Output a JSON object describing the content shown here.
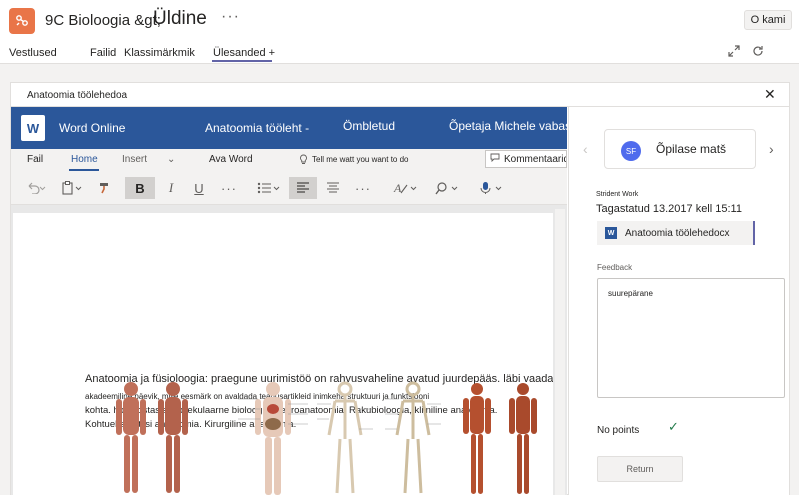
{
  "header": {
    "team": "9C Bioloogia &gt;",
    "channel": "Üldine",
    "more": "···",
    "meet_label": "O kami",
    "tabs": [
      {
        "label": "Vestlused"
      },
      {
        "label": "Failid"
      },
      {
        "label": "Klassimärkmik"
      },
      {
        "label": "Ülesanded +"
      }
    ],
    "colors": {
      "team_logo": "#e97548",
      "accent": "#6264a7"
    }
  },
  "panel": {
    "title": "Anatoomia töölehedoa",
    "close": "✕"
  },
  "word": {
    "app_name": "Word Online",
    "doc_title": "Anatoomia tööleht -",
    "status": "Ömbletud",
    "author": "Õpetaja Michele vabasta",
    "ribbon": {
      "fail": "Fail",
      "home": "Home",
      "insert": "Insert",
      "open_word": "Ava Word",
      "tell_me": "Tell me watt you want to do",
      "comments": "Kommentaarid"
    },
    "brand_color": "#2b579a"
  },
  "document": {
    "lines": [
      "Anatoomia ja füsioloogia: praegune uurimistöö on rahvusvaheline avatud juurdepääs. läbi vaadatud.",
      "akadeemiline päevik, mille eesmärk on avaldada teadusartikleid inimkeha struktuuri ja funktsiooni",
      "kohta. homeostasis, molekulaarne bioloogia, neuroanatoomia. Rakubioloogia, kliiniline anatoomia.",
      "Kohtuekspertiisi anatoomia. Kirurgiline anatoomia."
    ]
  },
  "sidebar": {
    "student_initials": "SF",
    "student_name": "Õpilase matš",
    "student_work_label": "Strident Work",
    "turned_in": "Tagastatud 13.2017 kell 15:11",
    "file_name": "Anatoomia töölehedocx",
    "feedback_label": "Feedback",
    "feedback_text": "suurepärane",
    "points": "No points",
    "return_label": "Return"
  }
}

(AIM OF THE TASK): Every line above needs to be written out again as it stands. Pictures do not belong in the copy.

(SOLUTION FOR THIS TASK):
Output a JSON object describing the content shown here.
{
  "header": {
    "team": "9C Bioloogia &gt;",
    "channel": "Üldine",
    "more": "···",
    "meet_label": "O kami",
    "tabs": [
      {
        "label": "Vestlused"
      },
      {
        "label": "Failid"
      },
      {
        "label": "Klassimärkmik"
      },
      {
        "label": "Ülesanded +"
      }
    ],
    "colors": {
      "team_logo": "#e97548",
      "accent": "#6264a7"
    }
  },
  "panel": {
    "title": "Anatoomia töölehedoa",
    "close": "✕"
  },
  "word": {
    "app_name": "Word Online",
    "doc_title": "Anatoomia tööleht -",
    "status": "Ömbletud",
    "author": "Õpetaja Michele vabasta",
    "ribbon": {
      "fail": "Fail",
      "home": "Home",
      "insert": "Insert",
      "open_word": "Ava Word",
      "tell_me": "Tell me watt you want to do",
      "comments": "Kommentaarid"
    },
    "brand_color": "#2b579a"
  },
  "document": {
    "lines": [
      "Anatoomia ja füsioloogia: praegune uurimistöö on rahvusvaheline avatud juurdepääs. läbi vaadatud.",
      "akadeemiline päevik, mille eesmärk on avaldada teadusartikleid inimkeha struktuuri ja funktsiooni",
      "kohta. homeostasis, molekulaarne bioloogia, neuroanatoomia. Rakubioloogia, kliiniline anatoomia.",
      "Kohtuekspertiisi anatoomia. Kirurgiline anatoomia."
    ]
  },
  "sidebar": {
    "student_initials": "SF",
    "student_name": "Õpilase matš",
    "student_work_label": "Strident Work",
    "turned_in": "Tagastatud 13.2017 kell 15:11",
    "file_name": "Anatoomia töölehedocx",
    "feedback_label": "Feedback",
    "feedback_text": "suurepärane",
    "points": "No points",
    "return_label": "Return"
  }
}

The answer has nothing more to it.